Nowadays, having your own server in the home network is no longer an exception. It is ideal to have a central place in the network where you can put all your data and then it is especially useful for media such as music and movies. However, there is an option other than a NAS.
Often a NAS is used for this, which is exactly what the name says: Nnetwork atagged storage; a place in the network to store your data. A NAS is often a small box with often several (large) hard drives and usually runs Linux as the operating system. But there are also other options than a NAS: a home server with Windows as the operating system, for example.
I also have a server in my network, but no NAS with Linux. I have a so-called home server with a variant of Windows Server on it. This certainly offers advantages over Linux, if only because my other devices also run on Windows (8).

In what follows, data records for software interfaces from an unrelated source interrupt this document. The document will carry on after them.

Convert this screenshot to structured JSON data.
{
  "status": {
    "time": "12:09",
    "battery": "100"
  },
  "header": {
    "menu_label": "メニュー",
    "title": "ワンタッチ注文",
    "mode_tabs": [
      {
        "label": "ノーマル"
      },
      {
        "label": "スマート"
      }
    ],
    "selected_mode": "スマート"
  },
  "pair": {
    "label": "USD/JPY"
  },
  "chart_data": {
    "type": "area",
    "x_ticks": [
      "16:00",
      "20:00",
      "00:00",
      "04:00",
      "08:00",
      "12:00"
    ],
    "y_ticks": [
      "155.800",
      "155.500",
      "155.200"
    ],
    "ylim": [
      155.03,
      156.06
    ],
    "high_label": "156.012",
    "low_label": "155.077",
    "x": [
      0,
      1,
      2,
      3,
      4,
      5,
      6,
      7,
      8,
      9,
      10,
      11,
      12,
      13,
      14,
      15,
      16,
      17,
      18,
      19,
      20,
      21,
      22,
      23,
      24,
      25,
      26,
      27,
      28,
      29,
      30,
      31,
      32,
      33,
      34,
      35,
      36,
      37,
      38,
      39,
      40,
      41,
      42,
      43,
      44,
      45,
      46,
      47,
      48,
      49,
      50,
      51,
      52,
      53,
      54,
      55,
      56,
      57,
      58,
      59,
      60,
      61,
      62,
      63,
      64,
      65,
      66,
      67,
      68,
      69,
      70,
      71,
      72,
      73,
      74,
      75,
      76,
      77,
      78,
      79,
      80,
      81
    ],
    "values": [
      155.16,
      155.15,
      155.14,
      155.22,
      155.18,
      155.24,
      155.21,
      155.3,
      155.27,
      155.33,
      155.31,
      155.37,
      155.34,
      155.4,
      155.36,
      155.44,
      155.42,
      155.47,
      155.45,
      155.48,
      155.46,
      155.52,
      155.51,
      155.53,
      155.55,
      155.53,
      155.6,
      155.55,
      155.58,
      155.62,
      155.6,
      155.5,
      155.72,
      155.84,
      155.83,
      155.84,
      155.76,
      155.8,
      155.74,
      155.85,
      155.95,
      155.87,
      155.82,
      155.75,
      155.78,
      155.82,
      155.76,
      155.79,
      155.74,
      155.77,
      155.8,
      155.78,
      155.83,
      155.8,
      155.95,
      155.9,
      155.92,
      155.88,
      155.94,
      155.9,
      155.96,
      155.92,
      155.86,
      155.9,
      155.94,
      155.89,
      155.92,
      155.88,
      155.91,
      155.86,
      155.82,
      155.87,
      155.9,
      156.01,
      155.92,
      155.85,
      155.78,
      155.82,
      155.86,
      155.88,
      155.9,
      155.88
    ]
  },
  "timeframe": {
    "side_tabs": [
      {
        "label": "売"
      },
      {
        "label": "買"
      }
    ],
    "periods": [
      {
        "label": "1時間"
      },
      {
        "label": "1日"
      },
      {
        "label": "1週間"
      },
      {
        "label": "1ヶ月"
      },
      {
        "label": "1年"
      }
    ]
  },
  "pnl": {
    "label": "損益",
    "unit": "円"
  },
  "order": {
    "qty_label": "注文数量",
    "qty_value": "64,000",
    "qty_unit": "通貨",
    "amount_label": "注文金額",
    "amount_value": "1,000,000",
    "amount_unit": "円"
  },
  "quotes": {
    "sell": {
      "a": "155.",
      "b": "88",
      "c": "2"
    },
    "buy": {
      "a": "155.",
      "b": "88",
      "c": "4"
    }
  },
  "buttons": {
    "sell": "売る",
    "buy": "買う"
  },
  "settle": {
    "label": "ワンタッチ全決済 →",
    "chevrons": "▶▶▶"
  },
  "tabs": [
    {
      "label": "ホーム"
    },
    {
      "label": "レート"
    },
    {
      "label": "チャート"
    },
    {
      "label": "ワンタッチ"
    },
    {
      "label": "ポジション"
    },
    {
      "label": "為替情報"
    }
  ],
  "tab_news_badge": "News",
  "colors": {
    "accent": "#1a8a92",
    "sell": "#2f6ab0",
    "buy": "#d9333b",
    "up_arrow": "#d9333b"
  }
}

A major drawback these days is the price. First, Microsoft had a special Homeserver edition (WHS), which was on sale for a few bucks. Microsoft has unfortunately said goodbye to this Homeserver. The home server functionality is now in the Essentials edition which is a lot more expensive (the cheapest license I saw was about 160 euros). But there is something to be said for using the previous Homeserver edition, then you don't have the most recent software, but it is cheap and offers all the necessary functionality.
What can you do with Windows Homeserver now?
The home server thus offers a central place where all your media - such as movies, music and photos - can be stored. You can access and play this media from your workstations and other devices. Even outdoors, you can play your own music via your smartphone or at the office with the accompanying app and web interface.
The home server can also regularly backup all your devices in the network. Very nice for when things go wrong..
I have enjoyed using a home server for years. Everything is there and is easy to access. My media center (an HTPC, with Windows 8 in combination with Windows Mediacenter) plays music and movies in the living room that are on the home server. I store all my documents centrally on my laptop. Everything outside the home is therefore easily accessible, which is very convenient.
I had a small box as a home server: an Acer Aspire EasyStore H340, but it offered too few expansion options. Now I have put together a larger cabinet myself, which uses the electricity as economically as possible. And that's important, because it's on 24 hours a day. Now, for example, I could expand the server with TV tuner cards. Now I can watch television on various TVs in the house via the Homeserver, without the whole house being cluttered with coaxial cables.
But in addition to a TV server, such a home server offers more applications that can be very useful. Think of managing your movie collection, and those movies can then be viewed on all your clients in the network. More blogs will follow to explain what I use the home server for. To be continued...